Born(1913-11-25)November 25, 1913
DiedDecember 3, 1993(1993-12-03) (aged 80)
Cause of deathWaldenstrom's disease
NationalityAmerican
Alma materPrinceton University, Harvard Medical School
AwardsNational Book Award (3)
Scientific career
FieldsBiology, Science writer, Academic administration
InstitutionsTulane University School of Medicine (medical researcher)

Lewis Thomas (November 25, 1913 – December 3, 1993) was an American physician, poet, etymologist, essayist, administrator, educator, policy advisor, and researcher.

Thomas was born in Flushing, New York and attended Princeton University and Harvard Medical School. He became Dean of Yale Medical School and New York University School of Medicine, and President of Memorial Sloan-Kettering Institute. His formative years as an independent medical researcher were at Tulane University School of Medicine.

He was invited to write regular essays in the New England Journal of Medicine. One collection of those essays, The Lives of a Cell: Notes of a Biology Watcher (1974), won annual National Book Awards in two categories, Arts and Letters and The Sciences (both awards were split).[1] (He also won a Christopher Award for that book.) Two other collections of essays (originally published in NEJM and elsewhere) were The Medusa and the Snail and Late Night Thoughts on Listening to Mahler's Ninth Symphony. In its first paperback edition, The Medusa and the Snail won another National Book Award in Science.[2][a]

His autobiography, The Youngest Science: Notes of a Medicine Watcher, is a record of a century of medicine and the changes which occurred in it. He also published a book on etymology titled Et Cetera, Et Cetera, poems, and numerous scientific papers.

Many of his essays discuss relationships among ideas or concepts using etymology as a starting point. Others concern the cultural implications of scientific discoveries and the growing awareness of ecology. In his essay on Mahler's Ninth Symphony, Thomas addresses the anxieties produced by the development of nuclear weapons.[3] Thomas is often quoted, given his notably eclectic interests and superlative prose style.

The Lewis Thomas Prize is awarded annually by The Rockefeller University to a scientist for artistic achievement.

Books[edit]
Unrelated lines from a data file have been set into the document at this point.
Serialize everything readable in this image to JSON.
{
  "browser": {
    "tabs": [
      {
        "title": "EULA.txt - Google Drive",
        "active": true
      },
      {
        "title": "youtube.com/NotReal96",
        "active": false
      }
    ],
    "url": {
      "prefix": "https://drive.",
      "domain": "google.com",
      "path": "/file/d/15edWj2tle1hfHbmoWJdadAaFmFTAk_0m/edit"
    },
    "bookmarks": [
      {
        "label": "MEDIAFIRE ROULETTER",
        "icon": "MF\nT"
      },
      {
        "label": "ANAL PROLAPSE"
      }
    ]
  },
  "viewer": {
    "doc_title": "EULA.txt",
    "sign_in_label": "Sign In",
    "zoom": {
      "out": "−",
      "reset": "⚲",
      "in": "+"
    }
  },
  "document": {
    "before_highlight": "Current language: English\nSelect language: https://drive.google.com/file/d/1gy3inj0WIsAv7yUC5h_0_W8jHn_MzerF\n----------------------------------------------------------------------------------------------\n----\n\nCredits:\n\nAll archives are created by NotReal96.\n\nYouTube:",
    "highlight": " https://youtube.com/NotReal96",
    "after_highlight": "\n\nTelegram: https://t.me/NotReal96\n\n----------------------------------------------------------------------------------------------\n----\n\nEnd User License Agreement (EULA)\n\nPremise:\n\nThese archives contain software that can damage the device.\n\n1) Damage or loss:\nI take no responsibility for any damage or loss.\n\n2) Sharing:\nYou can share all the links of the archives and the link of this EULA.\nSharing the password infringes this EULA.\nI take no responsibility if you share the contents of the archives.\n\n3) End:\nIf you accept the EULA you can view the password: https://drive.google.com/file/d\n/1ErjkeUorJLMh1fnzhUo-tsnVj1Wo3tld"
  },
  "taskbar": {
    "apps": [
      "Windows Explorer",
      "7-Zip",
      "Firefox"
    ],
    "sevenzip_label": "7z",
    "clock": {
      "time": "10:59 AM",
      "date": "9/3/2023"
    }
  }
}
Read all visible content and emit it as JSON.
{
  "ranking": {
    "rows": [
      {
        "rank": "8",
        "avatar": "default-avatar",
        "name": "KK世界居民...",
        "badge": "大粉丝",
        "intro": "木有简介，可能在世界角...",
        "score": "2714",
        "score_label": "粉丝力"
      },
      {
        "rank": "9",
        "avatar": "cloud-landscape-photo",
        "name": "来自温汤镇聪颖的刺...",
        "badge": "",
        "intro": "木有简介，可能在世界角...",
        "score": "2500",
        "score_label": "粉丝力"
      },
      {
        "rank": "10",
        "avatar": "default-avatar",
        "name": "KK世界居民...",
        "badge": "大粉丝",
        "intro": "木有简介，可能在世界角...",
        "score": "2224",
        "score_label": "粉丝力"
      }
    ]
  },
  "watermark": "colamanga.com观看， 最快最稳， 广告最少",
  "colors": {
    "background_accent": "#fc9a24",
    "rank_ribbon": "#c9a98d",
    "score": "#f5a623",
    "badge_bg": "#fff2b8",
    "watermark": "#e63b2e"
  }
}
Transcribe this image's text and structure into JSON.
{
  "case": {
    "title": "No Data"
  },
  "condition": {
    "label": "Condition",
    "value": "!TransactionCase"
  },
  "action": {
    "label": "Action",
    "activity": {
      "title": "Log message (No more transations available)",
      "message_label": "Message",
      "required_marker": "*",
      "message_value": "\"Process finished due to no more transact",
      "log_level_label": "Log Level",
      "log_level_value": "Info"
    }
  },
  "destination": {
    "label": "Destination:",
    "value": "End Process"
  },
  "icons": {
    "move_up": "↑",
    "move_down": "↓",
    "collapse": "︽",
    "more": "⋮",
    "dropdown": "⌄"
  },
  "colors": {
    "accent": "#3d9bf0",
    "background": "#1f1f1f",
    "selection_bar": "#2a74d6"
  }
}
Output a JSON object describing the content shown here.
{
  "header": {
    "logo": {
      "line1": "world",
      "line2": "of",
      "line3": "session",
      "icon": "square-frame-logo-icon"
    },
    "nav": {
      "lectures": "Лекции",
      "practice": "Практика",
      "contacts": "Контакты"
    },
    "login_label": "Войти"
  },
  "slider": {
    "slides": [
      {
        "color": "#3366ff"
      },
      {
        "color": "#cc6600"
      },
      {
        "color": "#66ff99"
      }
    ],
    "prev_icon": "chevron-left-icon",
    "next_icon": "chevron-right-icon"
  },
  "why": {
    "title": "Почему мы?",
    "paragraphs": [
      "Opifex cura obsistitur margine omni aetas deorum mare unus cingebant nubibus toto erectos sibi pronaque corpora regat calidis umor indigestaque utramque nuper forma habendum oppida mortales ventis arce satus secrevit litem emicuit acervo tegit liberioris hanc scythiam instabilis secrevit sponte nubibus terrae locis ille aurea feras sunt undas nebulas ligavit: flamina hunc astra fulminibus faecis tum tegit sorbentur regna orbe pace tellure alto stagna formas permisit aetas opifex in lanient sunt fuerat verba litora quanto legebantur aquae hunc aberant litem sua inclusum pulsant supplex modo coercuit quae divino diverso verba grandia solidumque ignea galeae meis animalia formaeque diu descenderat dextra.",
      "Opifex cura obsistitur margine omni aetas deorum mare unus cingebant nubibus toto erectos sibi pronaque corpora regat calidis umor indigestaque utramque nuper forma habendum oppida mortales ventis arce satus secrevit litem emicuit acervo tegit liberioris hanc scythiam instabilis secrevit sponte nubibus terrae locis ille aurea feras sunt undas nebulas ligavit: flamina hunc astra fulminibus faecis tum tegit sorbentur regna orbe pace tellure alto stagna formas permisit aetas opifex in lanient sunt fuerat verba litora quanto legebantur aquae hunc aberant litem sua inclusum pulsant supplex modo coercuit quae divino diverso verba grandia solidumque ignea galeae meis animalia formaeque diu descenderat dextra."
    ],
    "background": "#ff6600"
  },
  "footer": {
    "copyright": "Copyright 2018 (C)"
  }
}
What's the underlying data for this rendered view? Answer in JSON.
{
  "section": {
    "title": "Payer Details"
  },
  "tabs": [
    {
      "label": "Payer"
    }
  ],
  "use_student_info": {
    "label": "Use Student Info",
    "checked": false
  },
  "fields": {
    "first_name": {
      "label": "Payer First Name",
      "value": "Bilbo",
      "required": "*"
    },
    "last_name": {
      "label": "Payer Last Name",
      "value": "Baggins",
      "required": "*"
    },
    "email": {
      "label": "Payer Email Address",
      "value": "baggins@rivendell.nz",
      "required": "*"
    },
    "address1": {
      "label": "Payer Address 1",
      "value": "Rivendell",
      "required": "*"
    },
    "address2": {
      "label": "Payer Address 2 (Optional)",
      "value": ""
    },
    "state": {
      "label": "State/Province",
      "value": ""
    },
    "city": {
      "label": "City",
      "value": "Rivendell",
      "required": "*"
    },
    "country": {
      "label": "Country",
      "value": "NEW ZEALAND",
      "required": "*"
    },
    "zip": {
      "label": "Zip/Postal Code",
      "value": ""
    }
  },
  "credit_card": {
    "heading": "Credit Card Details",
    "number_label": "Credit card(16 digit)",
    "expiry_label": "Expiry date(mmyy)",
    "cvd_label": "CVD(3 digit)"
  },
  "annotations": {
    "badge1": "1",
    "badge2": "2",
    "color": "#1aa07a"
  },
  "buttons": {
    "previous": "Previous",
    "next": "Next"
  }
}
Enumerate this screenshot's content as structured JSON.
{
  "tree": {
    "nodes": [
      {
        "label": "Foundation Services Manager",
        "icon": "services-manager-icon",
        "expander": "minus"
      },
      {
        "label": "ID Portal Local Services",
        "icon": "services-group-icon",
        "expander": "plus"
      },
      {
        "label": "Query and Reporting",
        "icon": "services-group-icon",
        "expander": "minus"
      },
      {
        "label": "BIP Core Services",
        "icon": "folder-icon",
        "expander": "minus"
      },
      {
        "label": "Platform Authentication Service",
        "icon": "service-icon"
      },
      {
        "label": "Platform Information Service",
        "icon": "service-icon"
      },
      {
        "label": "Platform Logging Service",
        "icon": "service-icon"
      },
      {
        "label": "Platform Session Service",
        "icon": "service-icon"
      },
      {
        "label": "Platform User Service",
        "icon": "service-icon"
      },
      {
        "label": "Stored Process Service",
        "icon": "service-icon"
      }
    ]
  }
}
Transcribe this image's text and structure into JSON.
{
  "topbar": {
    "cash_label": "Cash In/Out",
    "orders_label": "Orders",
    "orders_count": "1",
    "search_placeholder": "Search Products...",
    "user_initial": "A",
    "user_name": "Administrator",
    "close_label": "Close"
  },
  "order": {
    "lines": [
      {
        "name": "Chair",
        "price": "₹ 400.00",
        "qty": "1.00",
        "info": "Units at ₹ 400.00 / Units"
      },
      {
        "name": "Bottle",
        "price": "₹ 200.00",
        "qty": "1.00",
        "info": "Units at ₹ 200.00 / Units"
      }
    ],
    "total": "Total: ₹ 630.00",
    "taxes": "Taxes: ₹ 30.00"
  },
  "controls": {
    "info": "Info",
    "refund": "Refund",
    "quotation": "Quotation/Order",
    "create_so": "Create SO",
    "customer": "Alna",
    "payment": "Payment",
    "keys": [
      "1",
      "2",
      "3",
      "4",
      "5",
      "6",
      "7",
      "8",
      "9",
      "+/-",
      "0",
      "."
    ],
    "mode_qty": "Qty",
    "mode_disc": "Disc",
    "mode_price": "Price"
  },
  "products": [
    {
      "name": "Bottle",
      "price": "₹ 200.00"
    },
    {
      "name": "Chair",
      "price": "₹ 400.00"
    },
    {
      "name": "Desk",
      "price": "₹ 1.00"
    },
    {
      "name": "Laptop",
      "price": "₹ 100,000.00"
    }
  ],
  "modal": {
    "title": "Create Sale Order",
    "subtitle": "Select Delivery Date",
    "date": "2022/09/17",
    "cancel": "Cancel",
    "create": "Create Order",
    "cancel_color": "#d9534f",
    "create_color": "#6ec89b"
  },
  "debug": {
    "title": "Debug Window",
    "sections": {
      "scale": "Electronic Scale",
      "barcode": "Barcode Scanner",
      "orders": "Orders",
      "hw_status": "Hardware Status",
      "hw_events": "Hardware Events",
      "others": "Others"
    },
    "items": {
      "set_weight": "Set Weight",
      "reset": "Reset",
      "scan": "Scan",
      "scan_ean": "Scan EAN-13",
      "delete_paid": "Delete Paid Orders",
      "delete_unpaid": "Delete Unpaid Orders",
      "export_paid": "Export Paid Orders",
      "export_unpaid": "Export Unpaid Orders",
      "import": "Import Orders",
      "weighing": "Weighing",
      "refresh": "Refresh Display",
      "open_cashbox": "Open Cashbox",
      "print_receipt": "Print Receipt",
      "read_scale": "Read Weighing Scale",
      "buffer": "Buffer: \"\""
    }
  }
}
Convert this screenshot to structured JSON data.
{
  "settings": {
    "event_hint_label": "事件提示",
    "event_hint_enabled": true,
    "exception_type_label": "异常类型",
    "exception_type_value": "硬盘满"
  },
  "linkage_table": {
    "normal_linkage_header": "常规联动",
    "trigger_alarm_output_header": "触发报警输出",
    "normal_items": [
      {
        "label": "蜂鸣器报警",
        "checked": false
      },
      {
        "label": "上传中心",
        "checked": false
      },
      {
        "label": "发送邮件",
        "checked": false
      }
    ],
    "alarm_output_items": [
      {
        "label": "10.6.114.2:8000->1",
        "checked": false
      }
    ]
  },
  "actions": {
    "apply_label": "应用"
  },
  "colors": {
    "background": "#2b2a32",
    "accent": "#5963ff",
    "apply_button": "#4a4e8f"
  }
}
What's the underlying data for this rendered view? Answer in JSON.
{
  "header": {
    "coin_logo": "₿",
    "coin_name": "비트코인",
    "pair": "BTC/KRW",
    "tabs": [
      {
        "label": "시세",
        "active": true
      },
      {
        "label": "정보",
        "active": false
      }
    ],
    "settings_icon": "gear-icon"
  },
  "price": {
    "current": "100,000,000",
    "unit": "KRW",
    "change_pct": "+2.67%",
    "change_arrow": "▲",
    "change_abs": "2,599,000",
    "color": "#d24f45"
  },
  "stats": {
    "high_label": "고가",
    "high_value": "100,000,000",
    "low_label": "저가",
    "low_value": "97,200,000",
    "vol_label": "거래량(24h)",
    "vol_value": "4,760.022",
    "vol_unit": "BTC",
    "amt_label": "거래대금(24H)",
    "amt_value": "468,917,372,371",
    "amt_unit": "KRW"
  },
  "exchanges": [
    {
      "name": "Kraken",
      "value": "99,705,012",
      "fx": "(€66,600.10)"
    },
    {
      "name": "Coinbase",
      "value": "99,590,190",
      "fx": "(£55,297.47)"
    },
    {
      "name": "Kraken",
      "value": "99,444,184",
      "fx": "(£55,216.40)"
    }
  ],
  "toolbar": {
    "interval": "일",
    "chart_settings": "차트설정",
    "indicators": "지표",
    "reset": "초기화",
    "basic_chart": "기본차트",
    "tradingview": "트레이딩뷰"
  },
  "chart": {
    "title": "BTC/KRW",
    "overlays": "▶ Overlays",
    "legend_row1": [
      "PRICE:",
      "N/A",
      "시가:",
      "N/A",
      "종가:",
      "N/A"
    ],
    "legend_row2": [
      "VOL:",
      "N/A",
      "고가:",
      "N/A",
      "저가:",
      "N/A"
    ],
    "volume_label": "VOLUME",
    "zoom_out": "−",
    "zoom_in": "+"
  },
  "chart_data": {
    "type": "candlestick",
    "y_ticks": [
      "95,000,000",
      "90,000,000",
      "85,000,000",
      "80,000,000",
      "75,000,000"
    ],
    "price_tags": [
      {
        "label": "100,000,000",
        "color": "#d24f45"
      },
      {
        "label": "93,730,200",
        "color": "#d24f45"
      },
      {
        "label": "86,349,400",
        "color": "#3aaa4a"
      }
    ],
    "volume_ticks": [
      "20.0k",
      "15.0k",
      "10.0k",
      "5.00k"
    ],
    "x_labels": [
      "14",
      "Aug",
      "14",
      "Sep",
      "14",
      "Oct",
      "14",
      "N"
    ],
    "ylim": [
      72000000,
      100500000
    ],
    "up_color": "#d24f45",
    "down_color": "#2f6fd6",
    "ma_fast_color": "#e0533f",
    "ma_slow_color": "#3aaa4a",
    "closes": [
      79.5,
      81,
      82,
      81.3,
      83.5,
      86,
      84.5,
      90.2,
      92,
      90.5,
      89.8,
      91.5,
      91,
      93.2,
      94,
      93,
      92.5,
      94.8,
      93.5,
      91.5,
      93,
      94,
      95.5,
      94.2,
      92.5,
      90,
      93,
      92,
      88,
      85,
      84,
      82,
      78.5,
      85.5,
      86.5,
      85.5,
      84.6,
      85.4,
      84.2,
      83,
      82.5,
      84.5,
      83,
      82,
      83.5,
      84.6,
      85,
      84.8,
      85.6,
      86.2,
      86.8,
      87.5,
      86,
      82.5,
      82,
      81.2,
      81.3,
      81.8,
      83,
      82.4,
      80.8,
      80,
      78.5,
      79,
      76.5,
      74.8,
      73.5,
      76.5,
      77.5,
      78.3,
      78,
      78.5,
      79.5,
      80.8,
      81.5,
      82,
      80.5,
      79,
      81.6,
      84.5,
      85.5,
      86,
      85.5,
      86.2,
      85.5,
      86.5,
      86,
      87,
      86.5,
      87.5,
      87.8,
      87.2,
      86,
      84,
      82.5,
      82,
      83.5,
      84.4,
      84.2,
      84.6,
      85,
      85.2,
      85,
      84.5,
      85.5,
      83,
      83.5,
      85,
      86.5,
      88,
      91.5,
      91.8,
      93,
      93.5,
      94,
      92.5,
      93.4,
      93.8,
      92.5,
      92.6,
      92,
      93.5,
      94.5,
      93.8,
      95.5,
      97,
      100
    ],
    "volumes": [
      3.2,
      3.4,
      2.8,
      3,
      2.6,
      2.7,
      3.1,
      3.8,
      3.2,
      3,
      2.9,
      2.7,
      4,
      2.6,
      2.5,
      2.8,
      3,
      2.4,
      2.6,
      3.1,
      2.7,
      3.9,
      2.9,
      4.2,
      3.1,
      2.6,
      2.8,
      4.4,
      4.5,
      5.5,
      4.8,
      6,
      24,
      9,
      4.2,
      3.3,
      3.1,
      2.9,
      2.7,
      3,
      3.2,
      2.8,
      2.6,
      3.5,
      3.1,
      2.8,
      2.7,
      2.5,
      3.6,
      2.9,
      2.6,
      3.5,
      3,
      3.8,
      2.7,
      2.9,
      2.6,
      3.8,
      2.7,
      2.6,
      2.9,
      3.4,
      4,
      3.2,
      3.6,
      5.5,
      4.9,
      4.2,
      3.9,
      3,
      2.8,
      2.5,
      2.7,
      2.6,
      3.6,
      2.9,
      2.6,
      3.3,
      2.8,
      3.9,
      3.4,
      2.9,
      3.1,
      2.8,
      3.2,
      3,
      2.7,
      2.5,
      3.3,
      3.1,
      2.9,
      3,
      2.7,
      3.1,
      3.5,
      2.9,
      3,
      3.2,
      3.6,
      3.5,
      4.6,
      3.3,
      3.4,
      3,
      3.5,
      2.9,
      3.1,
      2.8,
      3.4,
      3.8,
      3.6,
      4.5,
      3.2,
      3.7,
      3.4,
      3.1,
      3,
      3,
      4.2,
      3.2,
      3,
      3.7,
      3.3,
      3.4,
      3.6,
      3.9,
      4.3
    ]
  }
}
  • The Lives of a Cell: Notes of a Biology Watcher, 1974, Viking Press: ISBN 0-670-43442-6, Penguin Books, 1995 reprint: ISBN 0-14-004743-3
  • The Medusa and the Snail: More Notes of a Biology Watcher, 1979, Viking Press: ISBN 0-670-46568-2, Penguin Books, 1995 reprint: ISBN 0-14-024319-4
  • Late Night Thoughts on Listening to Mahler's Ninth Symphony, 1983, Viking Press: ISBN 0-670-70390-7, Penguin Books, 1995 reprint: ISBN 0-14-024328-3
  • The Youngest Science: Notes of a Medicine-Watcher, 1983, Viking: ISBN 0-670-79533-X, Penguin Books, 1995 reprint: ISBN 0-14-024327-5
  • Et Cetera, Et Cetera: Notes of a Word-Watcher, 1990. Little Brown & Co ISBN 0-316-84099-8, Welcome Rain, 2000 ISBN 1-56649-166-5
  • The Fragile Species, 1992, Scribner, ISBN 0-684-19420-1, Simon & Schuster, 1996 paperback: ISBN 0-684-84302-1

Notes[edit]

  1. ^ This was the 1981 award for paperback Science.
    From 1980 to 1983 in National Book Awards history there were dual hardcover and paperback awards in most categories, and multiple nonfiction subcategories. Most of the paperback award-winners were reprints, including this one.

References[edit]

  1. ^ "National Book Awards – 1975" Archived 2011-09-09 at the Wayback Machine.. National Book Foundation. Retrieved 2012-03-05.
    (With acceptance speech by Thomas.)
  2. ^ "National Book Awards – 1981". National Book Foundation. Retrieved 2012-03-05.
  3. ^ Lewis Thomas: Late Night Thoughts on Listening to Mahler's Ninth Symphony

External links[edit]